Orlando Sentinel: “An 11-year-old told Volusia County deputies he hit a clown with a selfie-stick multiple times after the blue-haired character jumped out from bushes on Friday the 13th. The victim was biking back from Pine Ridge High School shortly before 6:30 p.m. when a clown with a rainbow painted face, red foam nose, a green long-sleeved shirt and black boots jumped out from behind a light pole and some bushes. The boy said the clown never made physical contact, but he did reach out and attempt to grab him. He was afraid the clown would attack him, so he proceeded to defend himself with his metal selfie stick. According to the victim’s account, the clown chased him for a while on Howland Boulevard, until the clown tripped and fell. … Volusia County Sheriff’s Office posted a warning on Facebook to all ‘evil clowns and anyone considering creepy clown activity’ should not expect to be saved.”

Chris Stirewalt is the politics editor for Fox News. Brianna McClelland contributed to this report. Want FOX News Halftime Report in your inbox every day? Sign up here.

Chris Stirewalt joined Fox News Channel (FNC) in July of 2010 and serves as politics editor based in Washington, D.C. Additionally, he authors the daily Fox News Halftime Report political news note and co-hosts the hit podcast, Perino & Stirewalt: I’ll Tell You What.

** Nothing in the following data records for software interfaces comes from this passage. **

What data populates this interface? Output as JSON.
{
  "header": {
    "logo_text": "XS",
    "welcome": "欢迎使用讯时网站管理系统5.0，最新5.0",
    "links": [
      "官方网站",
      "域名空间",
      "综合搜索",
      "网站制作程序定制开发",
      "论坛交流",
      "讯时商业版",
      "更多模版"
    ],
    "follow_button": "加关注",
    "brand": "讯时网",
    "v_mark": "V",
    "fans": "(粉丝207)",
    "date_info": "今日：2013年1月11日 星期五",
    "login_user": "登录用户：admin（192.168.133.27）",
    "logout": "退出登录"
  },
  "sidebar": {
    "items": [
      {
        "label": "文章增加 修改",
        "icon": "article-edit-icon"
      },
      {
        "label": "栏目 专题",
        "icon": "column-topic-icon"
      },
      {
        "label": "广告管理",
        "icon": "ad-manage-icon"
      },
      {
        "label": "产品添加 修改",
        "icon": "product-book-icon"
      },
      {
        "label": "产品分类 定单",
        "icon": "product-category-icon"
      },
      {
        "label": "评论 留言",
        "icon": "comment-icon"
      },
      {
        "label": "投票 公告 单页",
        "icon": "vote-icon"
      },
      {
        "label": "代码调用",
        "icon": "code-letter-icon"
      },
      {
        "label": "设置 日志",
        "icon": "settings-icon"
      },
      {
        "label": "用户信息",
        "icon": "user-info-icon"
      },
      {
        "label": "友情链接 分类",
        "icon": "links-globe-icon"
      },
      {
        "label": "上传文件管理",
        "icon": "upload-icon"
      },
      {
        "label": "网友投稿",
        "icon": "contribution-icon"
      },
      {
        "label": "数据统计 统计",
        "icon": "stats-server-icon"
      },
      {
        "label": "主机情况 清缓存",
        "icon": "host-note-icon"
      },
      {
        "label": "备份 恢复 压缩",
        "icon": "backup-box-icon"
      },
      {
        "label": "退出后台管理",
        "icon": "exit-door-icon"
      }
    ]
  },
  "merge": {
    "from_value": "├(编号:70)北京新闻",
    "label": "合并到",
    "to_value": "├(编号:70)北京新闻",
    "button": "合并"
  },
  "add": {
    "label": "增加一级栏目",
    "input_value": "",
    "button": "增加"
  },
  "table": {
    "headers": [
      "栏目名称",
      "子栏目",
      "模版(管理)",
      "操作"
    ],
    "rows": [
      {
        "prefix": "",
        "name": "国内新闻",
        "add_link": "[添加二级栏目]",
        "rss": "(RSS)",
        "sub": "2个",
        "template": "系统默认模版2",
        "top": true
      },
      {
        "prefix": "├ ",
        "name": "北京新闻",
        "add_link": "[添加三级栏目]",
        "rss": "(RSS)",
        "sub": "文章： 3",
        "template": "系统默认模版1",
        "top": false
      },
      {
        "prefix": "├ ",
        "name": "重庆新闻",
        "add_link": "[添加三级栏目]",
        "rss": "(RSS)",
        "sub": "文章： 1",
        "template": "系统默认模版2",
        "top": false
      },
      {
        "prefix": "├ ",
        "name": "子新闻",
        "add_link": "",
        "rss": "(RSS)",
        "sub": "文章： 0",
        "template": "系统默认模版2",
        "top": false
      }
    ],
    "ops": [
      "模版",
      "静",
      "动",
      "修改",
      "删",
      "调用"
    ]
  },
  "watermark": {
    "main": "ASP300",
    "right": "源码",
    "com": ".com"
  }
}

He also is the host of Power Play, a feature video series on FoxNews.com. Stirewalt makes frequent appearances on network programs, including America’s Newsroom, Special Report with Bret Baier and Fox News Sunday with Chris Wallace. He also provides expert political analysis for FNC’s coverage of state, congressional and presidential elections.